the school for violating his rights under IDEA.
In Richmond County, Ga., a special ed student repeatedly urinated on his classmates because he understood he couldn't be disciplined like his peers. In Fairfax County, Va., a student who brought a loaded gun to school with his friends went unpunished (and bragged about it) because he had been diagnosed with a "weakness in written language skills." Special-education teachers in Missouri complained to legislators that they suffer great abuse under IDEA, and that compliance requirements leave them unable to tend to pressing educational needs.
IDEA's concept of "mainstreaming" is based not on sound science, but on political science. Zealous activists, embracing a radical egalitarian agenda, pushed for the integration of all disabled kids into the public schools at all costs. But is such forced and illusory "inclusion" worth the price?
In the Seattle case, the disabled student had been thriving in a separate program specially designed for handicapped children. His violent rages had been reduced dramatically. When he was "mainstreamed" into the public high school, however, his condition worsened. The school district used federal IDEA funds to put the boy in a padded basement room for months. Other students ridiculed him as "the kid in the cage." The boy had no credible curriculum and no competent teachers -- just a bunch of glorified baby-sitters and security guards who generated paperwork for the federal education bureaucracy.
IDEA has failed to integrate the most severely disabled students into regular public schools, redefined "disabled" to encompass incorrigible troublemakers, hamstrung school districts trying to enact effective discipline and encouraged frivolous litigation. President Bush should walk the talk of educational accountability: For the sake of the children, don't fund bad ideas. Fix them first.
Buried in President Bush's liberal-spending, $44.5 billion education budget is a little-noticed proposal to increase funds for special education.

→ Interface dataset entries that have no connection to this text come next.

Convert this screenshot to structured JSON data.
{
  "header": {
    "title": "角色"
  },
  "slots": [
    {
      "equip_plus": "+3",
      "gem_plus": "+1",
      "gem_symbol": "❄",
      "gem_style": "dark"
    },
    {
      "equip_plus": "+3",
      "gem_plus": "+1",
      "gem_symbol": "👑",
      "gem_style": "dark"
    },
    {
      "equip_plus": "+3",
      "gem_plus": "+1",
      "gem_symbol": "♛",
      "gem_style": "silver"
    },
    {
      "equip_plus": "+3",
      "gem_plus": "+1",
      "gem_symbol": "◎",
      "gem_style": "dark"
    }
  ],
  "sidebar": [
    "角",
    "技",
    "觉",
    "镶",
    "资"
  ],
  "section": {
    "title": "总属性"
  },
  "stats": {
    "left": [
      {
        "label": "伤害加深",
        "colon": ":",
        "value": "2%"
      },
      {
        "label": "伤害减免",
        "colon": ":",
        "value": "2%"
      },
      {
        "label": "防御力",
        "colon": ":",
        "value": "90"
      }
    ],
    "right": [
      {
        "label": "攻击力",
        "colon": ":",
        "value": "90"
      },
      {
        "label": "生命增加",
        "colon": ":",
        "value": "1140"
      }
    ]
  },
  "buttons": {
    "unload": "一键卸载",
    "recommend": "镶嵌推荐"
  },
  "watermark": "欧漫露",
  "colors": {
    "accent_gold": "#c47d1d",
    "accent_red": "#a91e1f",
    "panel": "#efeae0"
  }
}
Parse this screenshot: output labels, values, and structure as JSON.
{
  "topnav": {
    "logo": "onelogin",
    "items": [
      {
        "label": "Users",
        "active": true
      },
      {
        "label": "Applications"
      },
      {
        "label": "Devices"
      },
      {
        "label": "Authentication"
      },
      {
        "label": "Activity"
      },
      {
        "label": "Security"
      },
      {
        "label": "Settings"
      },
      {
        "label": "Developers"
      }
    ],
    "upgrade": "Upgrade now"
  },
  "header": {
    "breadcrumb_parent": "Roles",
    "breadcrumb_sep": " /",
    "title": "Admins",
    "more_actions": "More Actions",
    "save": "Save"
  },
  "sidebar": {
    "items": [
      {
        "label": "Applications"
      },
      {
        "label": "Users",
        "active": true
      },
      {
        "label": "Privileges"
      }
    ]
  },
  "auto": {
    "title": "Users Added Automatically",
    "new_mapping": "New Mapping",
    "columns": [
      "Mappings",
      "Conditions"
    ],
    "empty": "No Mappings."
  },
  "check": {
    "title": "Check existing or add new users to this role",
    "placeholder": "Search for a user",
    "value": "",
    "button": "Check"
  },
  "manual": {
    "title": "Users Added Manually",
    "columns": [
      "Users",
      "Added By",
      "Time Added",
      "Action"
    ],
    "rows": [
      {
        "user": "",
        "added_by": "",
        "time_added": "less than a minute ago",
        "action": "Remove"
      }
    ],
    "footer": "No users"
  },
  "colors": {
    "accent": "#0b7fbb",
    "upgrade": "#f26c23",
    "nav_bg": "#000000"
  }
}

The budget item intends to help states and school districts comply with the Individuals with Disabilities Education Act (IDEA). The law theoretically guarantees a "free and appropriate education" to disabled students. In practice, it provides neither.
The feds spent $6 billion last year on IDEA, which covers an estimated 6 million students with physical, learning or emotional disabilities. Bush's budget allows states to steer up to $1.2 billion more in federal funding toward special education needs. Many advocates for the disabled complain that this commitment from Washington is inadequate. (In New York City alone, where disabled students comprise less than 13 percent of the school population, the annual cost for special ed is an estimated $2 billion, or nearly one-quarter of total education spending.) But more money will not fix the myriad problems with this fundamentally flawed government mandate.
A recent case in Seattle is illustrative. The Seattle Times reported last weekend that the city school district paid a woman $180,000 to keep her blind, autistic son out of the public system. The 16-year-old boy had injured a bus driver, a school aide and several teachers. In fact, the Times noted: "He got off to a stormy start, head-butting a special-education teacher on his first visit. The teacher said the boy also grabbed a knife from a table and went after his mother, who wrestled it away from him."
Why were Seattle officials (or rather, taxpayers) forced into the unprecedented position of having to pay the mother off to remove the troubled boy from campus? Because IDEA effectively bars schools from disciplining and expelling disabled students for disruptive behavior, whether or not that behavior is related to their disability and whether or not the disability was diagnosed before the disruptive incident took place.
To make matters worse, former President Clinton enacted changes to IDEA's definition of disability to include just about any kid with an attitude problem. It has been a boondoggle for lawyers and child psychologists-for-hire, and a nightmare for teachers and administrators. The unfortunate Southeast Delco School District in Pennsylvania, for example, took a double blow when one special-ed student (who showed "aggression with peers") set fire to a school cafeteria two years ago -- and then won a federal lawsuit last month blaming